Now all roads lead to France and heavy is the tread
Of the living; but the dead returning lightly dance.
Edward Thomas, Roads

Tuesday, March 28, 2017

Spy of the Century: Alfred Redl and the Betrayal of Austria-Hungary
Reviewed by Michael P. Kihntopf

Spy of the Century: Alfred Redl and the Betrayal of Austria-Hungary

by John Sadler and Silvie Fisch
Pen and Sword, 2017

1924 Movie Poster
One of the most enduring stories of espionage and betrayal resides in the tales about the Austro-Hungarian colonel Alfred Redl. He was a man of humble beginnings, raising himself from poverty to the pinnacle of his career as the chief of the espionage and counter-espionage departments of the Army General Staff. He was the confidante to many and hobnobbed with the Heir Apparent, Franz Ferdinand, and was personally noted by Franz Josef himself. He brought about the capture and prosecution of many spies, traitors, and nationalist separatists. Yet in May 1913 a self-inflicted gunshot to the head ended his illustrious career. The following day's newspapers carried a brief article that "one of our most driven and efficient officers of the General Staff" (pg. 2) had succumbed to mental instability.
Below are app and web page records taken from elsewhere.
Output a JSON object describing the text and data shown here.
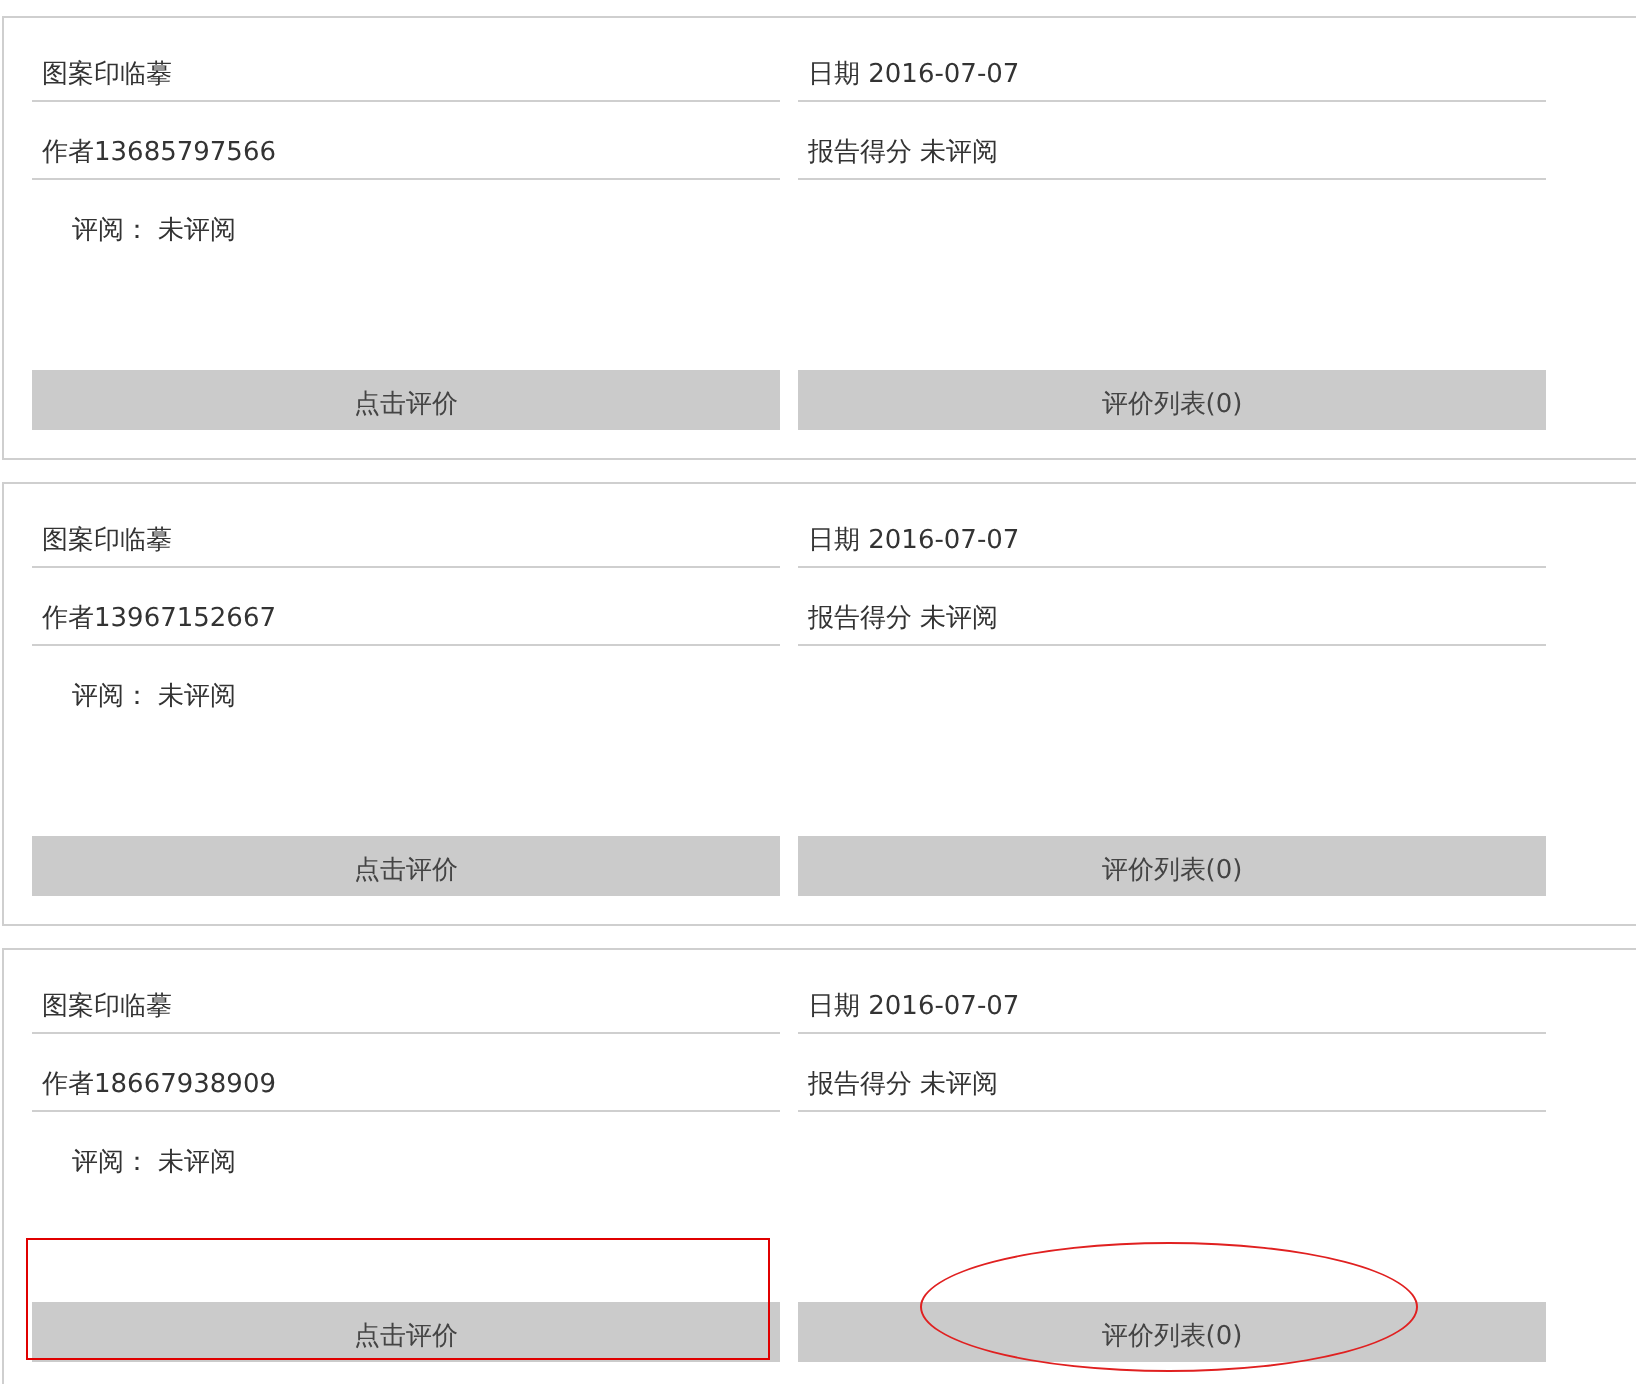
{
  "cards": [
    {
      "title": "图案印临摹",
      "date": "日期 2016-07-07",
      "author": "作者13685797566",
      "score": "报告得分 未评阅",
      "review": "评阅： 未评阅",
      "buttons": [
        {
          "label": "点击评价",
          "kind": "plain"
        },
        {
          "label": "评价列表(0)",
          "kind": "plain"
        }
      ]
    },
    {
      "title": "图案印临摹",
      "date": "日期 2016-07-07",
      "author": "作者13967152667",
      "score": "报告得分 未评阅",
      "review": "评阅： 未评阅",
      "buttons": [
        {
          "label": "点击评价",
          "kind": "plain"
        },
        {
          "label": "评价列表(0)",
          "kind": "plain"
        }
      ]
    },
    {
      "title": "图案印临摹",
      "date": "日期 2016-07-07",
      "author": "作者18667938909",
      "score": "报告得分 未评阅",
      "review": "评阅： 未评阅",
      "buttons": [
        {
          "label": "点击评价",
          "kind": "boxed"
        },
        {
          "label": "评价列表(0)",
          "kind": "circled"
        }
      ]
    }
  ]
}
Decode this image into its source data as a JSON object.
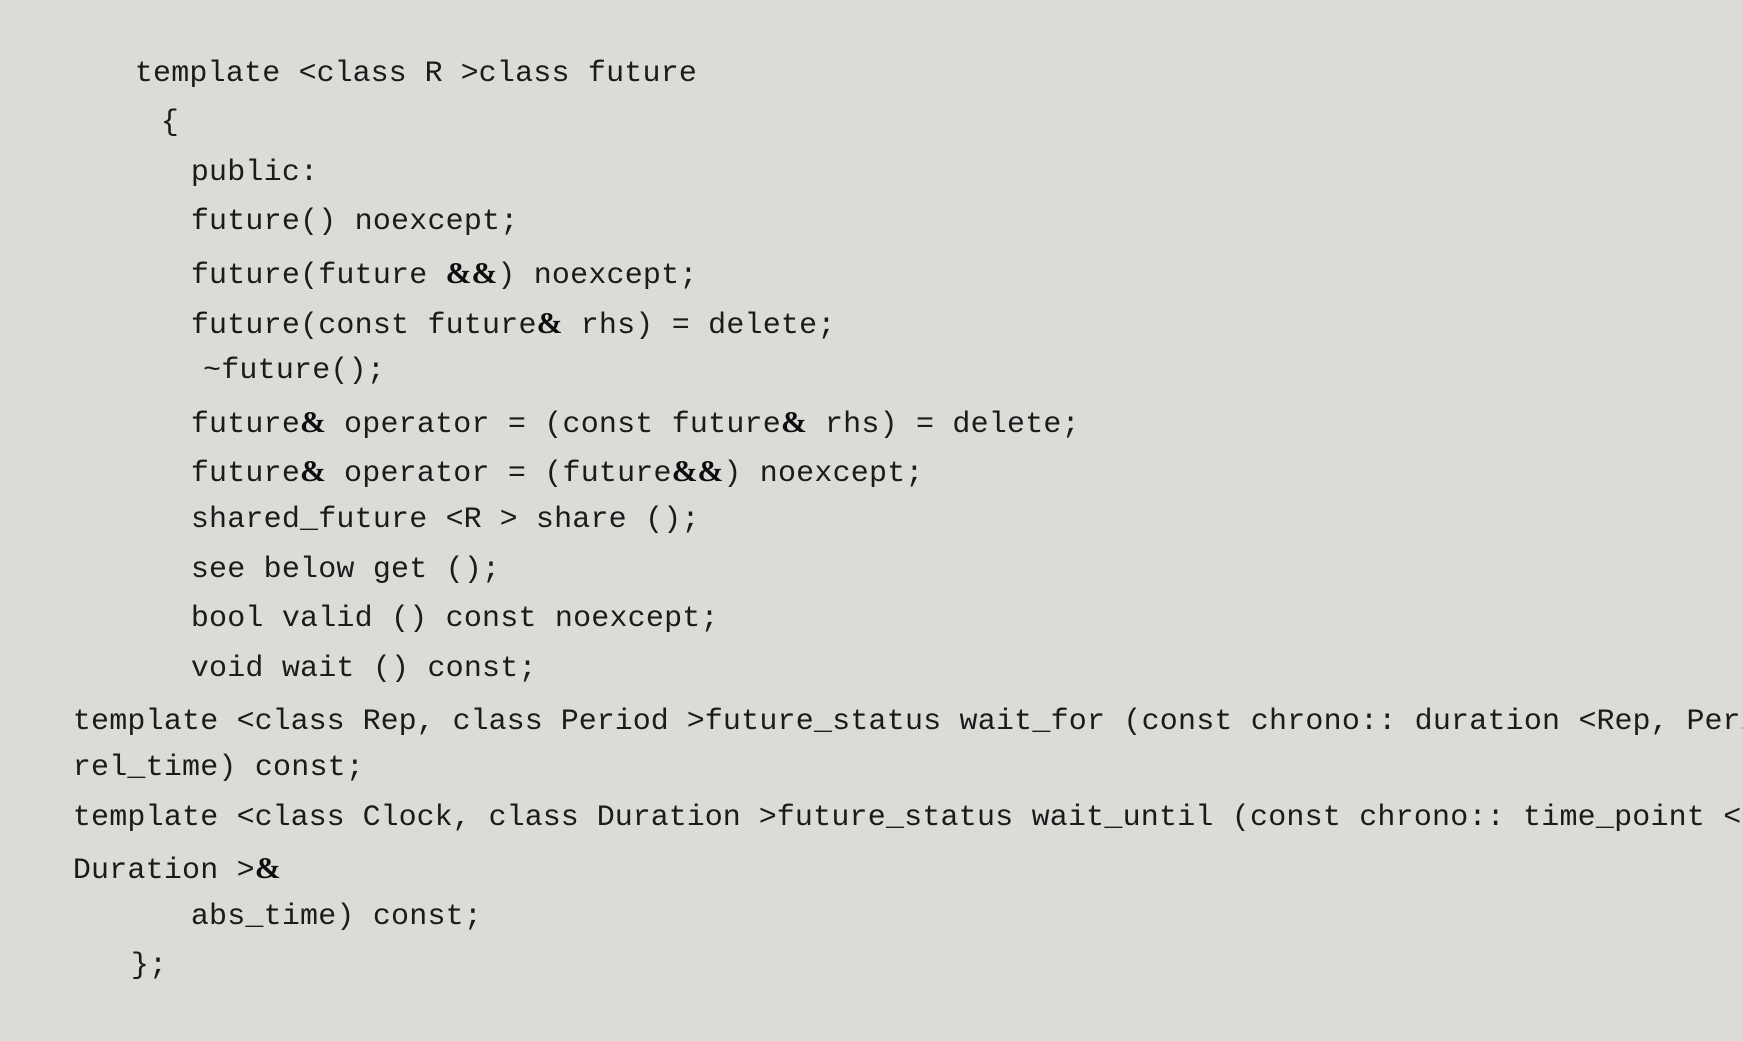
{
  "document": {
    "kind": "code-listing",
    "language": "C++",
    "background_color": "#dcdbd7",
    "text_color": "#1b1b1b",
    "bold_token_color": "#0d0d0d",
    "title": "template <class R> class future"
  },
  "code": {
    "lines": [
      {
        "id": "line-1",
        "indent": 1,
        "text": "template <class R >class future"
      },
      {
        "id": "line-2",
        "indent": 2,
        "text": "{"
      },
      {
        "id": "line-3",
        "indent": 3,
        "text": "public:"
      },
      {
        "id": "line-4",
        "indent": 3,
        "text": "future() noexcept;"
      },
      {
        "id": "line-5",
        "indent": 3,
        "text": "future(future &&) noexcept;",
        "bold_tokens": [
          "&&"
        ]
      },
      {
        "id": "line-6",
        "indent": 3,
        "text": "future(const future& rhs) = delete;",
        "bold_tokens": [
          "&"
        ]
      },
      {
        "id": "line-7",
        "indent": 4,
        "text": " ~future();"
      },
      {
        "id": "line-8",
        "indent": 3,
        "text": "future& operator = (const future& rhs) = delete;",
        "bold_tokens": [
          "&",
          "&"
        ]
      },
      {
        "id": "line-9",
        "indent": 3,
        "text": "future& operator = (future&&) noexcept;",
        "bold_tokens": [
          "&",
          "&&"
        ]
      },
      {
        "id": "line-10",
        "indent": 3,
        "text": "shared_future <R > share ();"
      },
      {
        "id": "line-11",
        "indent": 3,
        "text": "see below get ();"
      },
      {
        "id": "line-12",
        "indent": 3,
        "text": "bool valid () const noexcept;"
      },
      {
        "id": "line-13",
        "indent": 3,
        "text": "void wait () const;"
      },
      {
        "id": "line-14",
        "indent": 0,
        "text": "template <class Rep, class Period > future_status wait_for (const chrono:: duration <Rep, Period >&",
        "bold_tokens": [
          "&"
        ]
      },
      {
        "id": "line-15",
        "indent": 0,
        "text": "rel_time) const;"
      },
      {
        "id": "line-16",
        "indent": 0,
        "text": "template <class Clock, class Duration > future_status wait_until (const chrono:: time_point <Clock,"
      },
      {
        "id": "line-17",
        "indent": 0,
        "text": "Duration >&",
        "bold_tokens": [
          "&"
        ]
      },
      {
        "id": "line-18",
        "indent": 3,
        "text": "abs_time) const;"
      },
      {
        "id": "line-19",
        "indent": 5,
        "text": "};"
      }
    ]
  }
}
To many journalists in Vienna at the time, this rather brusque description from army censors seemed to have something under it. The following day news broke that in searching Redl's apartments substantial sums of money had been found, as well as indications of abnormal sexual activities. Everyone began to ask who Alfred Redl was and what had he done? Over the next few weeks, stories surfaced about Redl's involvement with unspecified foreign powers and sexual relationships with men and women.

Since that May day, the case of Redl has exuded mystery. It has been the subject of numerous films, stage plays, and books, all of which have endeavored to plumb the mind of Redl as to his intentions, who he sold information to, and what his motivations were for betraying the country that had allowed him such an unparalleled rise to power and prestige. John Stadler and Silvie Fische have added to the plethora of works on the subject with this new book, in which the overleaf states that their overview is "based on information long hidden in Austrian and Russian archives."

To set the stage for explaining Redl's motivation, Stadler and Fische do an excellent job in their first two chapters of describing the pressures that the Austro-Hungarian Empire, and therefore Redl, was under at the beginning of the 20th century. These chapters also explore the personality of the empire's journalistic world which exposed much of Redl's life and, in some cases, went to great lengths to disparage it and embellish on it. Throughout these pages, the authors make very interesting comments as a way of deducing what Redl's motivation was in selling the most prized secrets of the General Staff. Very simply put, and not as a spoiler, he needed the money to support his lavish lifestyle, which included immaculately tailored uniforms, horses, automobiles, and supporting various lovers who ranged from gardeners to young officers.

With this in mind, the authors then try to find who Redl sold the secrets to and who else may have been involved. The speculation in this area is excellently laid out, but, as has happened with other works, it is non-conclusive. Those not familiar with Redl's story may ask at this point why there is such a lack of information. It was because Redl, after being discovered and on the verge of arrest, was given the right to suicide to avoid scandal, such was the esteem his colleagues held for him. He was never questioned nor were incriminating documents linking him with other powers ever discovered.

Spy of the Century is an excellent book for understanding the political and social environment in the Austro-Hungarian Empire of the early 20th century. It is also head and shoulders above R. Asprey's work of the late 1950s entitled The Panther's Feast which dealt with Redl. It is more factual, whereas Asprey's work bordered on sensationalism. As for revealing anything new, I would leave that up to the reader. Notably, neither the select bibliography nor the end notes contained any reference to information gleaned from the Russian and Austrian archives.

Michael P. Kihntopf


  1. Ah, that last sentence took the wind out of my sails. Too bad.
    Everything else sounds grand.

    I thought Russia was the primary beneficiary of Redl's work?

  2. Once again, nothing proven. There was speculation that he sold to just about everyone including the Germans,French, and Italians. He was in it for the money. Cheers